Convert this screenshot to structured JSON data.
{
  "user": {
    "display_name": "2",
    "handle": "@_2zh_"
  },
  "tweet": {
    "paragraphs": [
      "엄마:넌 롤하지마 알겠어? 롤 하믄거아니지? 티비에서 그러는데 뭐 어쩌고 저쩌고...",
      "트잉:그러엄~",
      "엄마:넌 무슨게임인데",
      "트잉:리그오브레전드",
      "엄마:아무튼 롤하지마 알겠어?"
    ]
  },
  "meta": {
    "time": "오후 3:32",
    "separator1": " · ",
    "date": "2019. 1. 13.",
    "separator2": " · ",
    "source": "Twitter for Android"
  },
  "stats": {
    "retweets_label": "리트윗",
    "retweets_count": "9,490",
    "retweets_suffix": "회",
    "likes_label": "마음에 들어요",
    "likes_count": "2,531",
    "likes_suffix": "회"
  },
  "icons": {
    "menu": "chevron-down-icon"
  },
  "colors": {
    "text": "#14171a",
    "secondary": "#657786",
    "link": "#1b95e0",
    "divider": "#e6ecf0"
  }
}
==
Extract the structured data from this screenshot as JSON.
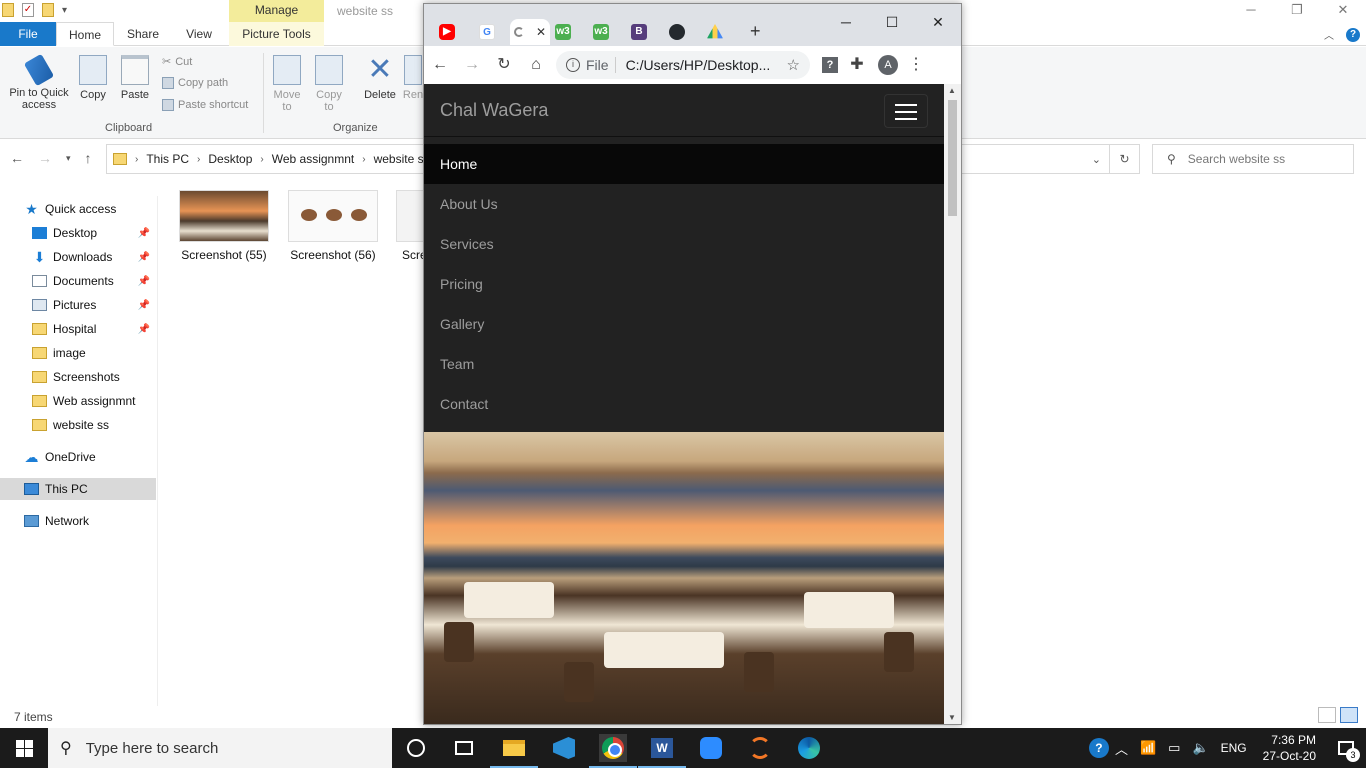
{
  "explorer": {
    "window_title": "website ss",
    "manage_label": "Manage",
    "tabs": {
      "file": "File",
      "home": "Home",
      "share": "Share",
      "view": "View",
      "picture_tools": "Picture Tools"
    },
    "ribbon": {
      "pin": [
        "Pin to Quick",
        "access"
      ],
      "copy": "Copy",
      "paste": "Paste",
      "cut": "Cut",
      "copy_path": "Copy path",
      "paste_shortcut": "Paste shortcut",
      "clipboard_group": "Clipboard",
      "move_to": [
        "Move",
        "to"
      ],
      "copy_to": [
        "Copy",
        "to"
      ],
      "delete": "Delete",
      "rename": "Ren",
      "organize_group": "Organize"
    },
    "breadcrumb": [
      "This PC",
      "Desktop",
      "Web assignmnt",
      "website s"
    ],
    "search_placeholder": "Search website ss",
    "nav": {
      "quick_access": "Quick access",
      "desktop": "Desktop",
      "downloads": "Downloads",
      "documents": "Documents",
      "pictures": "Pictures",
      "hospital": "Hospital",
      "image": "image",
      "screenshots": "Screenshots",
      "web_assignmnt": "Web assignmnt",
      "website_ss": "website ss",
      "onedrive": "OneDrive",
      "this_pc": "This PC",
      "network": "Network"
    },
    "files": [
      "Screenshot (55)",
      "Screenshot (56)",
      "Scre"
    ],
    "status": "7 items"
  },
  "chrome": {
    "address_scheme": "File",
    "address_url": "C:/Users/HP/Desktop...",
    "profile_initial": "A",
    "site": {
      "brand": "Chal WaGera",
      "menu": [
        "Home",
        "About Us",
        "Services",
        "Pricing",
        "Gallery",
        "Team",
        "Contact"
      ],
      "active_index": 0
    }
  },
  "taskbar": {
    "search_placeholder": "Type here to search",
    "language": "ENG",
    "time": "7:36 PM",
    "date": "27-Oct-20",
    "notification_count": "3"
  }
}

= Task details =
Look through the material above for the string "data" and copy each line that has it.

= Task response =
Convert this screenshot to structured JSON data.
Extract the structured data from this screenshot as JSON.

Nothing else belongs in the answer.